All of the data is to be set down again without alteration.

+++ STUDY MATERIAL

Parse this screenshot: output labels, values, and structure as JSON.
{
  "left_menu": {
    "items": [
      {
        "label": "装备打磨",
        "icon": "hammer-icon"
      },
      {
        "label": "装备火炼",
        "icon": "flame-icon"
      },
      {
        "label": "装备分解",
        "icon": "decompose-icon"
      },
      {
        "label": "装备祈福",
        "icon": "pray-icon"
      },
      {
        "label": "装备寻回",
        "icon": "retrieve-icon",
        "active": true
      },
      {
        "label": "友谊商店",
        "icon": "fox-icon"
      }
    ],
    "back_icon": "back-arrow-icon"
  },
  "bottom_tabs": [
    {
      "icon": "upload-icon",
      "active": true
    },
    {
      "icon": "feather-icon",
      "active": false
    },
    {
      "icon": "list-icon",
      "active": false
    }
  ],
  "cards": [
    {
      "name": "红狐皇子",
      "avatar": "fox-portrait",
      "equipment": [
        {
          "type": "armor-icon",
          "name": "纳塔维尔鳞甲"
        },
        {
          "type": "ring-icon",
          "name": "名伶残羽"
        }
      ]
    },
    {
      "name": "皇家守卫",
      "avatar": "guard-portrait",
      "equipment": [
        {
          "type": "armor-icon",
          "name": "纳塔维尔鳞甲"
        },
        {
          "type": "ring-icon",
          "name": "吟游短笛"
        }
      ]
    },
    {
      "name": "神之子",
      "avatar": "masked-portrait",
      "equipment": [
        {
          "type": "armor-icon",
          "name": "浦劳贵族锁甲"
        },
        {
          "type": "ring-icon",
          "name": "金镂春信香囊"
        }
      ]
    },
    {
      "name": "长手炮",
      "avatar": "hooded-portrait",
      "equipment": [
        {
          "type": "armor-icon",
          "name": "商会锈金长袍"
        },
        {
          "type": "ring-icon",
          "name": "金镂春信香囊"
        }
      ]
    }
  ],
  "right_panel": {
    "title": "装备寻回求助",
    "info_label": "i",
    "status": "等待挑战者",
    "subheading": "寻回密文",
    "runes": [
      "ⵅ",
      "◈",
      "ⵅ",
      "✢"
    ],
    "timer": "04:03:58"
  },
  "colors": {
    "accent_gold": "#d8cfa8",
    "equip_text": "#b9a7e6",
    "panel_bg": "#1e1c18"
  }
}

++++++

FINISHED EXERCISE:
Parse this screenshot: output labels, values, and structure as JSON.
{
  "left_menu": {
    "items": [
      {
        "label": "装备打磨",
        "icon": "hammer-icon"
      },
      {
        "label": "装备火炼",
        "icon": "flame-icon"
      },
      {
        "label": "装备分解",
        "icon": "decompose-icon"
      },
      {
        "label": "装备祈福",
        "icon": "pray-icon"
      },
      {
        "label": "装备寻回",
        "icon": "retrieve-icon",
        "active": true
      },
      {
        "label": "友谊商店",
        "icon": "fox-icon"
      }
    ],
    "back_icon": "back-arrow-icon"
  },
  "bottom_tabs": [
    {
      "icon": "upload-icon",
      "active": true
    },
    {
      "icon": "feather-icon",
      "active": false
    },
    {
      "icon": "list-icon",
      "active": false
    }
  ],
  "cards": [
    {
      "name": "红狐皇子",
      "avatar": "fox-portrait",
      "equipment": [
        {
          "type": "armor-icon",
          "name": "纳塔维尔鳞甲"
        },
        {
          "type": "ring-icon",
          "name": "名伶残羽"
        }
      ]
    },
    {
      "name": "皇家守卫",
      "avatar": "guard-portrait",
      "equipment": [
        {
          "type": "armor-icon",
          "name": "纳塔维尔鳞甲"
        },
        {
          "type": "ring-icon",
          "name": "吟游短笛"
        }
      ]
    },
    {
      "name": "神之子",
      "avatar": "masked-portrait",
      "equipment": [
        {
          "type": "armor-icon",
          "name": "浦劳贵族锁甲"
        },
        {
          "type": "ring-icon",
          "name": "金镂春信香囊"
        }
      ]
    },
    {
      "name": "长手炮",
      "avatar": "hooded-portrait",
      "equipment": [
        {
          "type": "armor-icon",
          "name": "商会锈金长袍"
        },
        {
          "type": "ring-icon",
          "name": "金镂春信香囊"
        }
      ]
    }
  ],
  "right_panel": {
    "title": "装备寻回求助",
    "info_label": "i",
    "status": "等待挑战者",
    "subheading": "寻回密文",
    "runes": [
      "ⵅ",
      "◈",
      "ⵅ",
      "✢"
    ],
    "timer": "04:03:58"
  },
  "colors": {
    "accent_gold": "#d8cfa8",
    "equip_text": "#b9a7e6",
    "panel_bg": "#1e1c18"
  }
}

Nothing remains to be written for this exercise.